Due to COVID-19, Dazzle Camouflage’s five teenage artists are spending their mornings meeting online using Zoom and doing work at home before convening at the NAG’s ArtLab studio to continue their programming in a physically distanced group setting.
“We’re negotiating inside and outside space and the movement between the two and how private becomes public and vice versa,” NAG education coordinator Yvonne Vander Kooi said. “So this idea, quite literally, that kids are Zooming from their private spaces and that becomes instantly public and navigating the space between the two, that tension.”
This year the students are creating a series of paintings guided by guest artist Bracken Hanuse Corlett of Wuikinuxv and Klahoose First Nations as well as a work of video art with Vancouver-based performance and media artist Elizabeth Milton, both mentoring the participants electronically.

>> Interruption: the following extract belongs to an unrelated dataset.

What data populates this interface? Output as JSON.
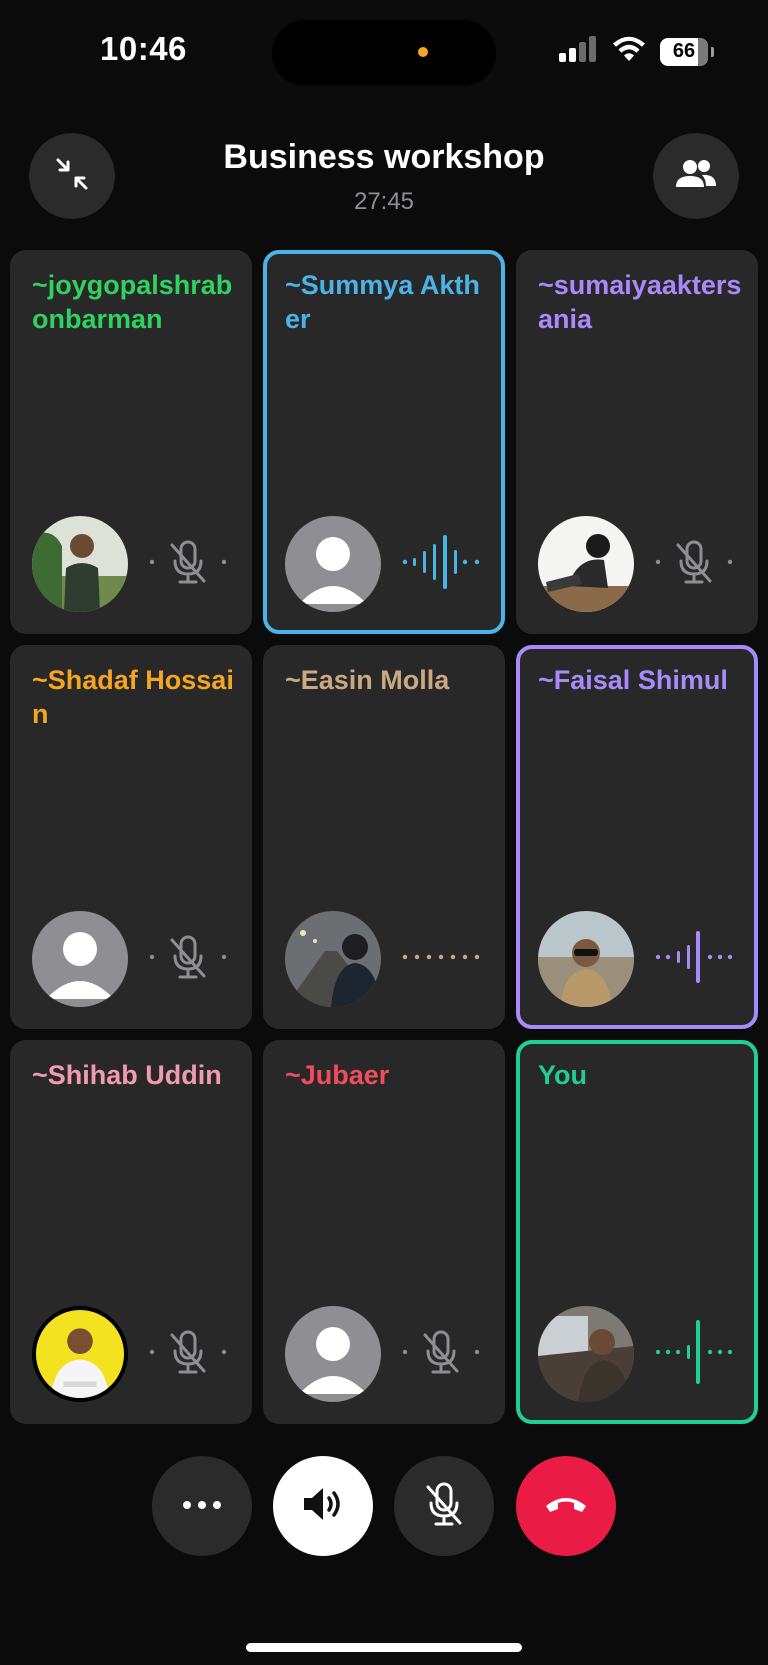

Last week the youths wrapped up their first week of the camp working with Milton. With her guidance the students created small cardboard sets and filmed short scenes. Milton will then use Zoom’s multi-screen format to create a quilt-like “video collage.”
In one corner of the the room 15-year-old Ben James has characters cut of out of magazines exploring an empty landscape, while at the other end Meixi Scott, 18, has cut-out lightning bolts striking striking a clothesline.
“We’ve been working with drawing, collage and video and in some ways working with movement or animation, really DIY, lo-fi ideas of animation in the way that we’re almost puppeteering materials for the camera,” Milton said via Zoom.
This week the Dazzle Camouflage group is meeting with Hanuse Corlett to create a series of individual paintings that will be similarly displayed together to create a collage of their work.
“They’re individually working on things that have certain parameters,” Vander Kooi explained. “They have agency within that but because the parameters dictate some commonality … those are the things that will connect their work to each other so they won’t be these disparate pieces.”
On Aug. 20 the projects will be unveiled in a small in-person reception broadcast online. The paintings will be displayed at Diana Krall Plaza before being permanently installed downtown by the China Steps and the video will be played on a television monitor in the ArtLab window facing the street to be observed by passers-by.
Milton said she’s excited to see the students’ final work.
“I think for many of them working in a way where we don’t have a predetermined outcome is really new,” she said. “So their willingness to invest in the process and willing to experiment and just allow themselves to fail and try new things has been wonderful.”